The Organization of American States, or OAS, is an inclusive, hemispheric organization, the oldest international organization in the world, uniting nearly a billion people in the Caribbean and South, Central and North America. Its purpose is to achieve among its members “an order of peace and justice, to promote their solidarity, to strengthen their collaboration, and to defend their sovereignty, their territorial integrity, and their independence."
It is the premier, most inclusive political, juridical, and social governmental forum in the Americas whose member states have made an explicit commitment to uphold democracy, respect human rights, and cooperate on matters of security and development.
Speaking at the 45th General Assembly in mid-June, Deputy Secretary of State Antony Blinken said, “Together, we are working to realize a vision for the Americas where countries share responsibilities, cooperate as equals, and advance common interests and values. ... The OAS is integral to this future.
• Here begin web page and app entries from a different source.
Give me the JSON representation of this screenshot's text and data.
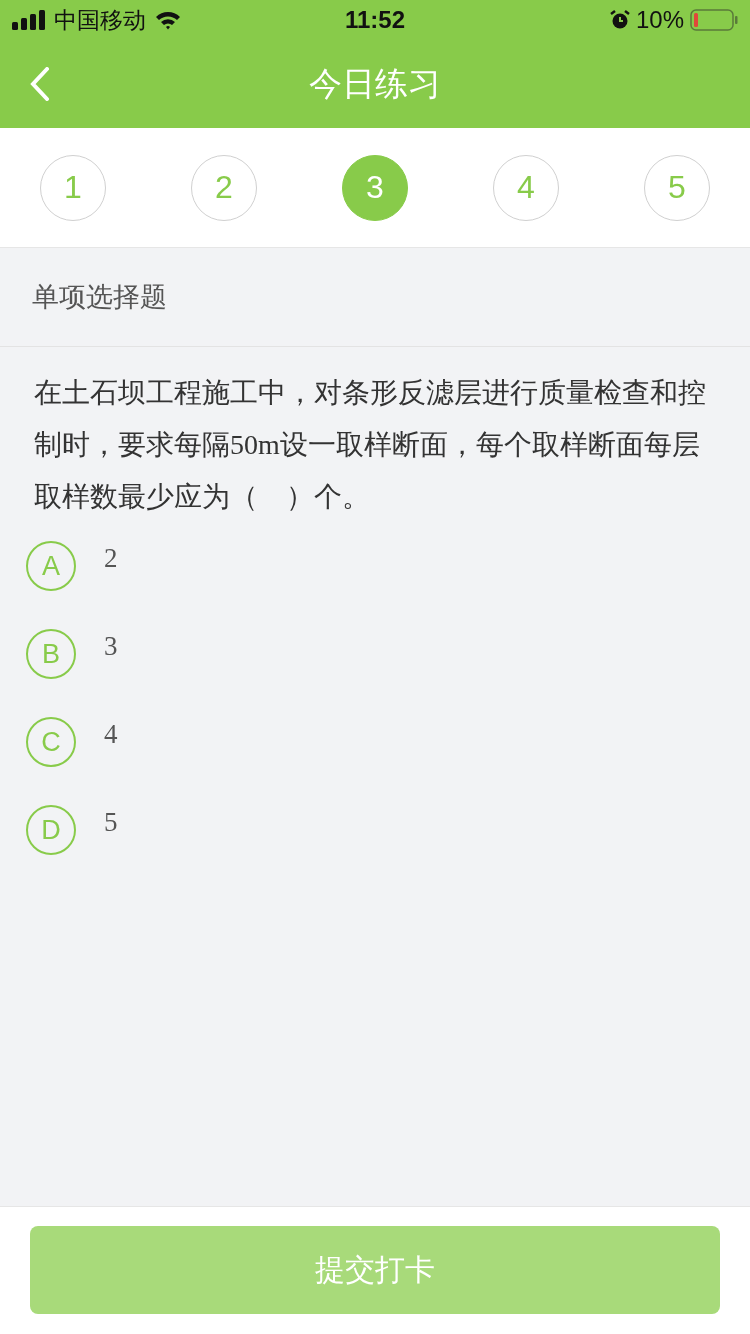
{
  "status_bar": {
    "carrier": "中国移动",
    "time": "11:52",
    "battery": "10%"
  },
  "nav": {
    "title": "今日练习"
  },
  "steps": [
    {
      "label": "1",
      "selected": false
    },
    {
      "label": "2",
      "selected": false
    },
    {
      "label": "3",
      "selected": true
    },
    {
      "label": "4",
      "selected": false
    },
    {
      "label": "5",
      "selected": false
    }
  ],
  "question": {
    "type": "单项选择题",
    "text": "在土石坝工程施工中，对条形反滤层进行质量检查和控制时，要求每隔50m设一取样断面，每个取样断面每层取样数最少应为（　）个。",
    "options": [
      {
        "letter": "A",
        "text": "2",
        "selected": false
      },
      {
        "letter": "B",
        "text": "3",
        "selected": false
      },
      {
        "letter": "C",
        "text": "4",
        "selected": false
      },
      {
        "letter": "D",
        "text": "5",
        "selected": false
      }
    ]
  },
  "submit": {
    "label": "提交打卡",
    "disabled": true
  }
}
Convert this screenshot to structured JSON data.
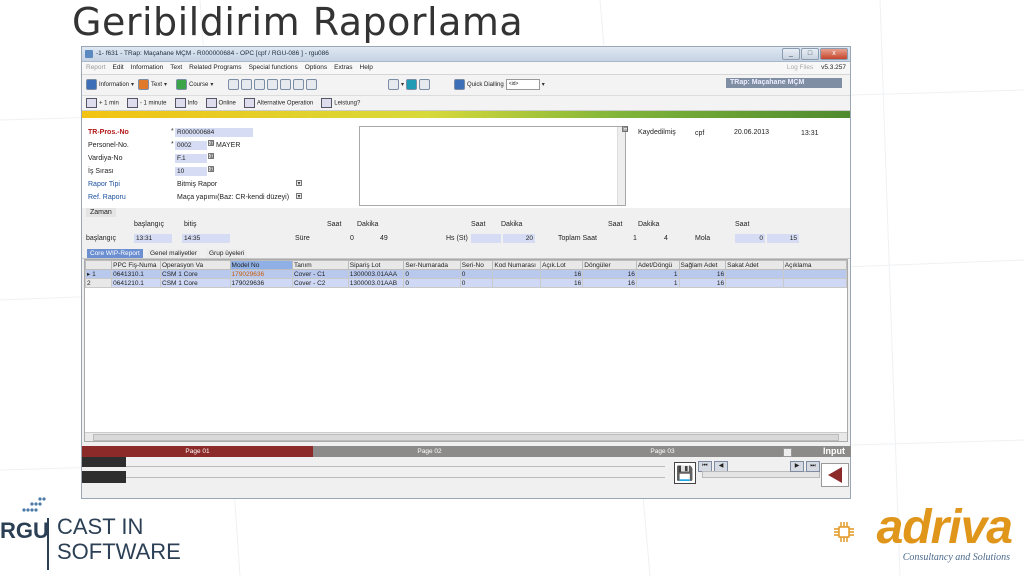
{
  "slide": {
    "title": "Geribildirim Raporlama"
  },
  "window": {
    "title": "-1- f631 - TRap: Maçahane MÇM - R000000684 -   OPC [cpf / RGU-086 ]  - rgu086",
    "buttons": [
      "_",
      "□",
      "x"
    ]
  },
  "menubar": {
    "items": [
      "Report",
      "Edit",
      "Information",
      "Text",
      "Related Programs",
      "Special functions",
      "Options",
      "Extras",
      "Help"
    ],
    "right_dim": "Log Files",
    "version": "v5.3.257"
  },
  "toolbar1": {
    "information": "Information",
    "text": "Text",
    "course": "Course",
    "quick_dialling": "Quick Dialling",
    "quick_value": "<id>",
    "brand": "TRap: Maçahane MÇM"
  },
  "toolbar2": {
    "items": [
      "+ 1 min",
      "- 1 minute",
      "Info",
      "Online",
      "Alternative Operation",
      "Leistung?"
    ]
  },
  "form": {
    "tr_pros_label": "TR-Pros.-No",
    "tr_pros_value": "R000000684",
    "personel_label": "Personel-No.",
    "personel_value": "0002",
    "personel_name": "MAYER",
    "vardiya_label": "Vardiya-No",
    "vardiya_value": "F.1",
    "is_label": "İş Sırası",
    "is_value": "10",
    "rapor_tipi_label": "Rapor Tipi",
    "rapor_tipi_value": "Bitmiş Rapor",
    "ref_label": "Ref. Raporu",
    "ref_value": "Maça yapımı(Baz: CR-kendi düzeyi)",
    "kaydedilmis_label": "Kaydedilmiş",
    "kaydedilmis_user": "cpf",
    "kaydedilmis_date": "20.06.2013",
    "kaydedilmis_time": "13:31"
  },
  "time": {
    "tab": "Zaman",
    "baslangic_head": "başlangıç",
    "bitis_head": "bitiş",
    "row_label": "başlangıç",
    "start": "13:31",
    "end": "14:35",
    "sure_label": "Süre",
    "saat1": "Saat",
    "dakika1": "Dakika",
    "sure_saat": "0",
    "sure_dakika": "49",
    "hs_label": "Hs (St)",
    "saat2": "Saat",
    "dakika2": "Dakika",
    "hs_dakika": "20",
    "toplam_label": "Toplam Saat",
    "saat3": "Saat",
    "dakika3": "Dakika",
    "toplam_saat": "1",
    "toplam_dakika": "4",
    "mola_label": "Mola",
    "saat4": "Saat",
    "mola_saat": "0",
    "mola_dakika": "15"
  },
  "tabs": [
    "Core WIP-Report",
    "Genel maliyetler",
    "Grup üyeleri"
  ],
  "grid": {
    "headers": [
      "",
      "PPC Fiş-Numa",
      "Operasyon Va",
      "Model No",
      "Tanım",
      "Sipariş Lot",
      "Ser-Numarada",
      "Seri-No",
      "Kod Numarası",
      "Açık.Lot",
      "Döngüler",
      "Adet/Döngü",
      "Sağlam Adet",
      "Sakat Adet",
      "Açıklama"
    ],
    "rows": [
      [
        "▸ 1",
        "0641310.1",
        "CSM 1 Core",
        "179029636",
        "Cover - C1",
        "1300003.01AAA",
        "0",
        "0",
        "",
        "16",
        "16",
        "1",
        "16",
        "",
        ""
      ],
      [
        "2",
        "0641210.1",
        "CSM 1 Core",
        "179029636",
        "Cover - C2",
        "1300003.01AAB",
        "0",
        "0",
        "",
        "16",
        "16",
        "1",
        "16",
        "",
        ""
      ]
    ]
  },
  "pages": {
    "page1": "Page 01",
    "page2": "Page 02",
    "page3": "Page 03",
    "input": "Input"
  },
  "logos": {
    "rgu": "RGU",
    "cast_line1": "CAST IN",
    "cast_line2": "SOFTWARE",
    "adriva": "adriva",
    "adriva_sub": "Consultancy and Solutions"
  },
  "colors": {
    "accent_red": "#8c2a2a",
    "grid_blue": "#cfd9f5",
    "brand_orange": "#e0951b"
  }
}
We can all take enormous pride in the example that the Americas have set for the entire world.”
Deputy Secretary Blinken emphasized the Hemisphere’s great strides in recent years, stating:
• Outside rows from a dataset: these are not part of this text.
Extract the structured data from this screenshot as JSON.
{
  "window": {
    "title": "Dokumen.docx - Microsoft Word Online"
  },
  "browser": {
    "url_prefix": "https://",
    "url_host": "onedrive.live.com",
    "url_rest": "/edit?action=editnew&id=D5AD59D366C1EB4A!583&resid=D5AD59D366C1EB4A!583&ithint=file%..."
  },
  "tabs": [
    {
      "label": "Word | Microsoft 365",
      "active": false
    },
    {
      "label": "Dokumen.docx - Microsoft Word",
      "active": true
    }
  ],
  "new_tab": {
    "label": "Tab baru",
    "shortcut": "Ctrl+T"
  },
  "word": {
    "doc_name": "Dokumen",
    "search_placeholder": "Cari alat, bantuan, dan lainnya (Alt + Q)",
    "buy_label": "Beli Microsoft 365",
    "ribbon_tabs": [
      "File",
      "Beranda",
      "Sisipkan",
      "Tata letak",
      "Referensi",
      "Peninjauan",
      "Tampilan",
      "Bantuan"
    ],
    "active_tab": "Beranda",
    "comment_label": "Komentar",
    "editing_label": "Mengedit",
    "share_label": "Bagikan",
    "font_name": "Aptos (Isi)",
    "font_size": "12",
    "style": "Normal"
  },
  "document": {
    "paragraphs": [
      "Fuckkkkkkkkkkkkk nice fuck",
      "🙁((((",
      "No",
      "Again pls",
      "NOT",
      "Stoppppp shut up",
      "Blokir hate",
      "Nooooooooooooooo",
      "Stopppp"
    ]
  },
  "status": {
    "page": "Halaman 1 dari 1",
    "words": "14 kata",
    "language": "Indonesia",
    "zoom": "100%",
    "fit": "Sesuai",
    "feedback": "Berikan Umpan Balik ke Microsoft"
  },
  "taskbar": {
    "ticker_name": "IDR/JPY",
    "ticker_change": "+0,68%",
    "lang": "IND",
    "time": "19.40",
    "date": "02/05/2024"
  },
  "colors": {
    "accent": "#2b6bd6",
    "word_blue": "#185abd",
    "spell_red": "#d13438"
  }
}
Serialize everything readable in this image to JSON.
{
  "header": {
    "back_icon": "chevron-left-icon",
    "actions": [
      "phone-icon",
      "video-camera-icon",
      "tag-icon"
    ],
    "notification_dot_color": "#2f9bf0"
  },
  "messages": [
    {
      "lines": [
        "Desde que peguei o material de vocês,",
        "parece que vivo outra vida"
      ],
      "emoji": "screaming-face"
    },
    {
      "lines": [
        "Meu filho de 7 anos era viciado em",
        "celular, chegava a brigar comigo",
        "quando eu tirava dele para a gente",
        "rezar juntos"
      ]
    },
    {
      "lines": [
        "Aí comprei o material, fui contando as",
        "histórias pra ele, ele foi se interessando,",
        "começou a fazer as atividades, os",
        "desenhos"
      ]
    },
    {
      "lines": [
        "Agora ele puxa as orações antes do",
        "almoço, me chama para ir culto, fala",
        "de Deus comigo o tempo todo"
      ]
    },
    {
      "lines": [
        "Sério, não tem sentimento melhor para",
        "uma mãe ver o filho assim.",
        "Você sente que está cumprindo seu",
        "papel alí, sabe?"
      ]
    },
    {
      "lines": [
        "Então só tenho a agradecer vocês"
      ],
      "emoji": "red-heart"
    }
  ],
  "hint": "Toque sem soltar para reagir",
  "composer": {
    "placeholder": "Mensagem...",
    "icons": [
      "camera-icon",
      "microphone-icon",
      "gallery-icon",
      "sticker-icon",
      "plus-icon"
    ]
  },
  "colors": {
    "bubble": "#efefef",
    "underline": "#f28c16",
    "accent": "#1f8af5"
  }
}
“In this young century, the hemisphere has seen significant – even transformational – change from exclusive to inclusive societies, from authoritarian to democratic governments, from closed to open economies. The Americas are peaceful, overwhelmingly democratic, and increasingly prosperous.”
The Deputy Secretary emphasized the importance of OAS reform, noting:
“We must strengthen responsible stewardship and good governance in our own national governments and within the OAS, including its associated and constituent offices. This means shaping a more focused and fortified secretariat that faithfully reflects the Strategic Vision statement, advances an agenda for reform, and refocuses on the OAS’s core thematic pillars. And it means taking a stand against corruption and acts of betrayal by public officials in our own countries that undermine democratic institutions and the sacred trust of our people.”
“In this time of change, the founding principles of the organization remain as enduring and as relevant as the day the OAS Charter was first drafted,” said Deputy Secretary Blinken. “We remain committed to those bedrock principles and ideals of democracy, security, and development for all of our citizens.”